[Content note: depression]
In a few weeks, I will pass the nine-year anniversary of the onset of my depression.
I could figure out the exact date if I wanted to, because I know it was on Thanksgiving. But I won’t, because I don’t want that date to become frozen in my memory forever.
I don’t think most people can get it down to a single moment like that. In fact, there’s probably quite a bit that’s spurious about my interpretation of things. Really, my depression probably began with my genetics, or with the cognitive distortions that I already had even as a little kid.
But, that said, there was a moment after which everything changed. I’ve never really written or spoken about it until now.
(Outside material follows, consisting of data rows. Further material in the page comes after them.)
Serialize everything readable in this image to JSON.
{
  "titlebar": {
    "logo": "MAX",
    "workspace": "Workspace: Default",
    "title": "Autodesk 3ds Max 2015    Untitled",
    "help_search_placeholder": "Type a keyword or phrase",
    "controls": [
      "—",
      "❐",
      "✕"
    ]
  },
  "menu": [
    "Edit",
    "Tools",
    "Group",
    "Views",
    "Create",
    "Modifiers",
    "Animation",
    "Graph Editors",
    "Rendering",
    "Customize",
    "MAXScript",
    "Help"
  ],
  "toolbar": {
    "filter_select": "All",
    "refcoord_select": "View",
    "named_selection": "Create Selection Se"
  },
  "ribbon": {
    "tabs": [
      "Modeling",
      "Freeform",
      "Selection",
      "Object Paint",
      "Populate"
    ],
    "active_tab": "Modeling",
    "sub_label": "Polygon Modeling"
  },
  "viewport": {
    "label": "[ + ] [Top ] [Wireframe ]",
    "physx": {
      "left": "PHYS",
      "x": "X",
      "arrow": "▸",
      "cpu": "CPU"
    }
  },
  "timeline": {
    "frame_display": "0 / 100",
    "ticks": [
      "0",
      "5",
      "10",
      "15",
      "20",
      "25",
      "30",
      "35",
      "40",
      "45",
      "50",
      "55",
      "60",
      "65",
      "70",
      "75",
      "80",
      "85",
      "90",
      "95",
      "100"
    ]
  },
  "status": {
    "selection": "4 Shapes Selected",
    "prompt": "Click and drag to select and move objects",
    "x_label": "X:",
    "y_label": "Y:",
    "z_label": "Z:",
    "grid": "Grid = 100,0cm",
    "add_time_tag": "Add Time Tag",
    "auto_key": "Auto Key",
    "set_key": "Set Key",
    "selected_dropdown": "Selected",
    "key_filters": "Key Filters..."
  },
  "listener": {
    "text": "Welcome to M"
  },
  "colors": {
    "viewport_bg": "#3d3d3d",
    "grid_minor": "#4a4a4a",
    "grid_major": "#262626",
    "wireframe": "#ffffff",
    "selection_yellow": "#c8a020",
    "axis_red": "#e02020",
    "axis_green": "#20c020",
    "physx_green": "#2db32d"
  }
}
I used to dance ballet. I was pre-professional and often performed with our local professional troupe, as did plenty of other kids and teens. That fall, I was cast in The Nutcracker, in the role of Clara. That’s the main role. It was an honor so momentous for me that all of the successes that followed it paled in comparison. I still remember standing in the center of that stage with over two thousand pairs of eyes all looking right at me. I will never forget. I will never experience a feeling like that again.
That year, I was in seventh grade. School was becoming challenging for the first time, and I was starting to feel the stress that would become like blood in my veins for the next decade. There were honors classes now. There were actual papers to write. They seem so easy now, of course, but at the time I felt a little bit terrified.
I’d gotten a few C’s on tests, which was new for me. I wasn’t too concerned yet. Until that weekend.
Thanksgiving. We were driving up to northwestern Pennsylvania to see family friends. That drive was always beautiful; I sometimes miss it now. The Appalachian Mountains are underrated.
There were only a few weeks left of rehearsal before opening night of The Nutcracker. After Thanksgiving, there would be dress rehearsals and tech week. And then I would take the stage.
So I was in the car, me and my family. My little brother, now old enough to talk to me about science and girls, wasn’t even a toddler then. My little sister didn’t exist yet.
I mentioned the C’s on the tests.
My mom was appalled. She said something like this: “If you get another C on a test, you have to drop out of The Nutcracker.”
She can’t have been serious, now that I look back on it. She just can’t have been. It would’ve ruined my family’s relationship with the ballet company and I’d probably never be allowed to perform again. It was just ludicrous, a punishment inconceivable in severity for me.
But that possibility didn’t even occur to me. I took her at her word. At that moment, everything changed.
I felt that I had lost all sense of control over my life. Something so important was suddenly jeopardized by random numbers in red ink. My homework seemed to laugh at me.
I quite literally lost my mind. Not in the sense of “going crazy” as we think of it, but in the sense that my mind became an alien to me.
The things it did to me that year. I cried and cried and cried. On Sunday nights especially, as I dreaded going back to school. If I got a grade worse than a B at school, I suffered for the rest of the day, through the rest of my classes and then several hours of ballet, until I could come home, tell my mom about it, and be vindicated. She would tell me that it’s okay, I just have to do better next time, and I would nod and leave and probably cry more.
My entire sense of self-worth became contingent upon my parents’ approval, and their approval seemed to me to be contingent on those arbitrary marks on a report card. And although I’ve long moved on from grades as the markers of my worth, I remain shackled to the opinions of others–of my family especially.
It was the longest winter. The music I listened to that winter–mostly classical–still rings in my ears sometimes and reminds me. Everything was colored with those tears, that roiling anxiety in my stomach, the shame of being imperfect.
I was twelve years old.
After that school year, the Thing–I didn’t know what to call it then–mutated and grew. I gradually learned not to stress so much about school, a lesson that serves me well these days. But the Thing grabbed hold of everything in my life, tainted every relationship, sunk its ugly tentacles into every crevice it could find.
In high school the Thing mostly manifested as a preoccupation with the idea that people might not like me. In college, I stopped caring about what people thought and instead became convinced that my life is ultimately meaningless and that it doesn’t matter if I live or die.
The Thing has changed quite a bit since I first met it nearly nine years ago. For one, I call it depression now, as that is what it is. I know its signs and a few strategies that help keep it at bay.
It’s not that everything was good before that Thanksgiving in 2003, and it’s not that everything was terrible afterwards.
But that weekend was a bridge. It was a bridge between nonclinical dysfunction and a worsening, mushrooming psychopathology. It was a bridge between childhood and–if not adulthood, then something other than adolescence.
They say that we lose “innocence” when we have sex for the first time, or when we move out of the house or start paying for our own upkeep. I lost my innocence when I lost my mind.
I had pulled back the corner of the rug and finally seen what had been swept under it.
What was under it was terrible.